The second annual Science, Technology, Engineering and Mathematics (STEM) Conference and Career Expo will aim to address a shortage of technically skilled STEM graduates in South Africa.
The conference will be held at the Ticketpro Dome in Johannesburg, Gauteng, on July 27 and 28. STEM Conference and Career Expo CEO Eric Wright says the event is rooted in the realisation that there is a dire need to promote STEM education in the country.
Last year’s inaugural conference formed part of the Africa MBA Indaba. At the Indaba, universities that participated noticed a lack of education and interest in the STEM fields in South Africa, as well as a gap between graduates with STEM degrees and corporate companies that want to hire them.
“After this insight and the realisation of the impact that the STEM conference can have on students and graduates lacking technical skills, we decided to make the STEM Conference and Career Expo a much bigger event.”
Wright mentions that about 1 500 attendees are expected at this year’s conference.
On the first day, there will be a programme for high school students designed to help them prepare for university. Specialised information technology (IT) services and solutions provider Adapt IT has sponsored the free coding class for high school students to introduce the different careers students can pursue in technology. The high school students will also have the opportunity to engage with university students and graduates who have studied STEM degrees. This session is designed to give high school students a better understanding of what to expect at university when studying STEM-related subjects.
The second day will focus on other topics that aim to empower the youth such as Young Entrepreneurship, a panel held by people who became successful at a young age. The panel aims to allow students to discuss career opportunities or ideas with successful people who are similar in age. Other topics will be focused on teaching graduates how to manage their finances.
In addition, topics such as Women in STEM and Women in IT, will also be discussed to highlight the challenges women in STEM face, from university to the workplace.
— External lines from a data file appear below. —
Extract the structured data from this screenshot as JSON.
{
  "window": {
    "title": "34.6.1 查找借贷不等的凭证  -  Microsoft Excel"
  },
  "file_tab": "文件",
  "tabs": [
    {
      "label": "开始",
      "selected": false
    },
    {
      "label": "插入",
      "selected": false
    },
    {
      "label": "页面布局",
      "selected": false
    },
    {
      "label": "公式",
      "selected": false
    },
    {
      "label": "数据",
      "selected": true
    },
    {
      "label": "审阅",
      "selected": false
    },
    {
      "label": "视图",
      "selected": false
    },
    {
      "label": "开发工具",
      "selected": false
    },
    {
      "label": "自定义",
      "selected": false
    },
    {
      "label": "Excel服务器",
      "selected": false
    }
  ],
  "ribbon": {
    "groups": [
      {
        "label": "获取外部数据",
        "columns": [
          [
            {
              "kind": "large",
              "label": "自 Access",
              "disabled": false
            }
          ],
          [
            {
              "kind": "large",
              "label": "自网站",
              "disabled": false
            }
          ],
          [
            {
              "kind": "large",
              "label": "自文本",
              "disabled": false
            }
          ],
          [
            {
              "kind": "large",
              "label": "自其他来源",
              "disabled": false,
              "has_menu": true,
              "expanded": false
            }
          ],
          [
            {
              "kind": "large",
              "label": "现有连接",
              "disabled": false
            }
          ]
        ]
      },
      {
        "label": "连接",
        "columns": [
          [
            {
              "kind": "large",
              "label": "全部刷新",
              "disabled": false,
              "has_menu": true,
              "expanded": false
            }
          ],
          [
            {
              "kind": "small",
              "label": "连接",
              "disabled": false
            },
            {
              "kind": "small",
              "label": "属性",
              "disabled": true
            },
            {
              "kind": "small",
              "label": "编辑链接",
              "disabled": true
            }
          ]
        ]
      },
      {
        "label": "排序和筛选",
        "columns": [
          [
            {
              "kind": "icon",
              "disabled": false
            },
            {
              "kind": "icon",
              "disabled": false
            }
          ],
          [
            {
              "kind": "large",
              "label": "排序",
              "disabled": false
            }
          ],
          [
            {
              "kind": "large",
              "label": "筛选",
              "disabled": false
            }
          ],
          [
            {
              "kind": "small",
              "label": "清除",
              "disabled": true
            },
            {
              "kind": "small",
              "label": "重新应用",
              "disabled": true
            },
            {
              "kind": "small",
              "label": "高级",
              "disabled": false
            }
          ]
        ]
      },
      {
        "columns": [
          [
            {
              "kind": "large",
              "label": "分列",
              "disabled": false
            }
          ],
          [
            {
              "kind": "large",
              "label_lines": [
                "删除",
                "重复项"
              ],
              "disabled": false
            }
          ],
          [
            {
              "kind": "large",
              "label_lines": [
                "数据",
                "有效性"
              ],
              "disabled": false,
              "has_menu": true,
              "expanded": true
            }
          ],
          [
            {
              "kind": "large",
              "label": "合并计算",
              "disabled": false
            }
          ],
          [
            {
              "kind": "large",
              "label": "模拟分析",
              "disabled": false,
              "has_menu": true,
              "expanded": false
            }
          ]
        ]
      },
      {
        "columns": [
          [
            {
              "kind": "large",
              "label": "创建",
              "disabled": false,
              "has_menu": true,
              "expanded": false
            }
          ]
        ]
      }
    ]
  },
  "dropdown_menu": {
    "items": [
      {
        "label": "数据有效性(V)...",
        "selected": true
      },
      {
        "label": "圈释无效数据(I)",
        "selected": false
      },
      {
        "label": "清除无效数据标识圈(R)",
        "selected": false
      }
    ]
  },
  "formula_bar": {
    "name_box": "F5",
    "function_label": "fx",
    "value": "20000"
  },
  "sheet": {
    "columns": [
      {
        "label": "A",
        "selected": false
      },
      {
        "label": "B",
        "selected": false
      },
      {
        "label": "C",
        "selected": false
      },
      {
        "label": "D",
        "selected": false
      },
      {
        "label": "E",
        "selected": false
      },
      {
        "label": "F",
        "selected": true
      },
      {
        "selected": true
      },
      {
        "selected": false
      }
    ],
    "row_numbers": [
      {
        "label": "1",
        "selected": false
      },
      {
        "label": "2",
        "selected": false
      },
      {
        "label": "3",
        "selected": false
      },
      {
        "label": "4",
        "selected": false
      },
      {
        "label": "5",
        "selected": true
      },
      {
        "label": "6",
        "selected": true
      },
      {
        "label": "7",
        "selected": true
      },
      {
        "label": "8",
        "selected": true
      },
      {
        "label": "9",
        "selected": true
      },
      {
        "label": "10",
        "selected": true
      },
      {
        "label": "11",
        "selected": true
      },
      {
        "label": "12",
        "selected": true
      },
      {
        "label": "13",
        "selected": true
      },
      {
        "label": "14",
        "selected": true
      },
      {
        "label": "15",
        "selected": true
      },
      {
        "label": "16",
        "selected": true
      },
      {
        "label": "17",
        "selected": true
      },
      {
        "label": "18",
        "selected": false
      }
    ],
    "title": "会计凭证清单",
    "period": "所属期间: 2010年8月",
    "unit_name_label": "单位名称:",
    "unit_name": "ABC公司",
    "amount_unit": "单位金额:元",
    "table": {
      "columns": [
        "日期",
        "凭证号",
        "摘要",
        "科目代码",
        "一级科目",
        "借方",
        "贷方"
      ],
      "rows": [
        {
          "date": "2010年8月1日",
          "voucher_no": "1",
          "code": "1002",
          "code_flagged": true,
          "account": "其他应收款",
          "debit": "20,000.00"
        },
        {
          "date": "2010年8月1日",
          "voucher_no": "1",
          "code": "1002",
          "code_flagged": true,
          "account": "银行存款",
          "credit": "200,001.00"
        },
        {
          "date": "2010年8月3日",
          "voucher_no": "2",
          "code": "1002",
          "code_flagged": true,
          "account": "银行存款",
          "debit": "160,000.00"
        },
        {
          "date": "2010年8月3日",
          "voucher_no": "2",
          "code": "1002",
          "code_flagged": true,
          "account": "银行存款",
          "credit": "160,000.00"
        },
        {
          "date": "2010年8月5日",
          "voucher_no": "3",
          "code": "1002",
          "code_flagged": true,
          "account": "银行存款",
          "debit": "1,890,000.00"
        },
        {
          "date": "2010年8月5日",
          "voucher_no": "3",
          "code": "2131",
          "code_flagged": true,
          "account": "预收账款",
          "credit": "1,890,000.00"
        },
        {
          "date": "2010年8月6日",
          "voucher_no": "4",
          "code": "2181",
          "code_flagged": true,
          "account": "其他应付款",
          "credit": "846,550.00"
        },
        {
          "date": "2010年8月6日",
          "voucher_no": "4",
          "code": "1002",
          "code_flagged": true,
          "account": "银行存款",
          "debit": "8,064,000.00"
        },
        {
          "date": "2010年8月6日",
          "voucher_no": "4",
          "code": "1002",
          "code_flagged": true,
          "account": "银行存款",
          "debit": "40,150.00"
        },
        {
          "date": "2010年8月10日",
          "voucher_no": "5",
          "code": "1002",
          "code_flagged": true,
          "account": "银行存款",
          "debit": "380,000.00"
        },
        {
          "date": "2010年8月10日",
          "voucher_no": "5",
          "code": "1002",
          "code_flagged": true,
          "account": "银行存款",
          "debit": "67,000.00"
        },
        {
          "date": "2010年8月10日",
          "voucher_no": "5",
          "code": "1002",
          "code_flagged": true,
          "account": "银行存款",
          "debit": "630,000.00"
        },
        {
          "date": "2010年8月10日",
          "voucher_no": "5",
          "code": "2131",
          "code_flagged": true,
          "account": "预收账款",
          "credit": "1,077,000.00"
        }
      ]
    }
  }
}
There will also be topics that are more technology focused such as artificial intelligence, automation and the future of gaming.
“These kinds of topics can get our youth excited about technology advancement and career opportunities that have emerged because of it,” avers Wright.
For graduates, there will be a human resources speed-dating session – a five-minute one- on-one interview with recruiters from participating companies.
Wright believes that the event will educate and encourage high school students about the different career paths in STEM fields, and provide university graduates with tools they can use to help them start their careers as STEM professionals.
“Ultimately, we hope to get our youth educated, interested and excited about studying and pursuing careers in STEM,” he concludes.